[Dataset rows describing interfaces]
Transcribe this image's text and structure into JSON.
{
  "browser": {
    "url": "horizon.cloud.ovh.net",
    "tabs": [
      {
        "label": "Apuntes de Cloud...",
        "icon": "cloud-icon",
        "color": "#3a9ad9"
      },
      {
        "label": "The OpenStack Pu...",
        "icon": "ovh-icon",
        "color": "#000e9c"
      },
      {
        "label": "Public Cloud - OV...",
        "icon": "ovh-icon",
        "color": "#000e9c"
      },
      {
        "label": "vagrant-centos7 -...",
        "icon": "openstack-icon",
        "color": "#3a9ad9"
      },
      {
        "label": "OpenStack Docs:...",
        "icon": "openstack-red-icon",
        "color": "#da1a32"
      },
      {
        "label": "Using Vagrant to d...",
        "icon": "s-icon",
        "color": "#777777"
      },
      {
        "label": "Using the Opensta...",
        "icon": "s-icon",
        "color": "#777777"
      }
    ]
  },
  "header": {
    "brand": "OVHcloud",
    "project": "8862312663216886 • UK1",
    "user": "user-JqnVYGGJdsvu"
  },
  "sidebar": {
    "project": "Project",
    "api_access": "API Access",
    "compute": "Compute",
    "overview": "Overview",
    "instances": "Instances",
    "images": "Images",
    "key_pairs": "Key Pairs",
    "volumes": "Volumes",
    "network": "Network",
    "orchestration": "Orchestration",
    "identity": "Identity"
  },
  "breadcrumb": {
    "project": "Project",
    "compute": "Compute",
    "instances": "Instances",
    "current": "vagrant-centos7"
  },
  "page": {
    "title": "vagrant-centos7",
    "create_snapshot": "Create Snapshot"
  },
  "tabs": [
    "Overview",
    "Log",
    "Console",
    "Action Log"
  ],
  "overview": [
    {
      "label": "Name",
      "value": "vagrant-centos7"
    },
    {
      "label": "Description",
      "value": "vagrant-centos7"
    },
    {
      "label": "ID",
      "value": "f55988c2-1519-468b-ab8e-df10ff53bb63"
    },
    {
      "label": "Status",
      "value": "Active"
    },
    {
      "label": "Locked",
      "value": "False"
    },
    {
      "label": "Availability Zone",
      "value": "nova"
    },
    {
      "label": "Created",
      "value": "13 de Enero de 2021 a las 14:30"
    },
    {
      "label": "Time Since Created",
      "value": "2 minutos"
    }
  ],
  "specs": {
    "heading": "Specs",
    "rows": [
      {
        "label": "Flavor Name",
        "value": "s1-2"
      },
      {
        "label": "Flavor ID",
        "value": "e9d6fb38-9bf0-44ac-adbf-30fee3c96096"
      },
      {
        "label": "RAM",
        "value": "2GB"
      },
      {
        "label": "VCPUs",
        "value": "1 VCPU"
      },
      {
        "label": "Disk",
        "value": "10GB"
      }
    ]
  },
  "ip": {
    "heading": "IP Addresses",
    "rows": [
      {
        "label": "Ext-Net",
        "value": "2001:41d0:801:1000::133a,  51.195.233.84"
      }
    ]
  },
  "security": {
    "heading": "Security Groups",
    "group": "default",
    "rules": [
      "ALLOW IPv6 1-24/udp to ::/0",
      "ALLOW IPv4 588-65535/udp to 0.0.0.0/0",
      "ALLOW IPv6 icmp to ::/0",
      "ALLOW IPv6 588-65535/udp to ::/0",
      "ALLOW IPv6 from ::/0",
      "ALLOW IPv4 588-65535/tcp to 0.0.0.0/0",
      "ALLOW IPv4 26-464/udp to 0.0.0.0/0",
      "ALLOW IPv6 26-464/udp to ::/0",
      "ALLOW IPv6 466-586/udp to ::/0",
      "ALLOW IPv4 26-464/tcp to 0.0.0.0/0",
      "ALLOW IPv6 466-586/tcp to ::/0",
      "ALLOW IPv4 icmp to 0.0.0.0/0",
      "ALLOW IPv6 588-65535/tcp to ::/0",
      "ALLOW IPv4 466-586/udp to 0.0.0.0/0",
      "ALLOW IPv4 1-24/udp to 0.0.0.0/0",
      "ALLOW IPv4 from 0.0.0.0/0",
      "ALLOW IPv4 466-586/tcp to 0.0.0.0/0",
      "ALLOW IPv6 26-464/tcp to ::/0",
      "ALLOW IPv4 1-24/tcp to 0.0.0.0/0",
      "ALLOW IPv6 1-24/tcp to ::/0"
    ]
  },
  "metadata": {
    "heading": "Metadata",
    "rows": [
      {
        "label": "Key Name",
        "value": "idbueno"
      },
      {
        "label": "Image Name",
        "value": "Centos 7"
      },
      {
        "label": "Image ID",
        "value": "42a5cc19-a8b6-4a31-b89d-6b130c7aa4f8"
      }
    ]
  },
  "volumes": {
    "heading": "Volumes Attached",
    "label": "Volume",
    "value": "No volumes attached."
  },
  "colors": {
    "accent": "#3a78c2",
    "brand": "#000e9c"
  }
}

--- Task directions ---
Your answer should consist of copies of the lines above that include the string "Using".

--- Exercise response ---
        "label": "Using Vagrant to d...",
        "label": "Using the Opensta...",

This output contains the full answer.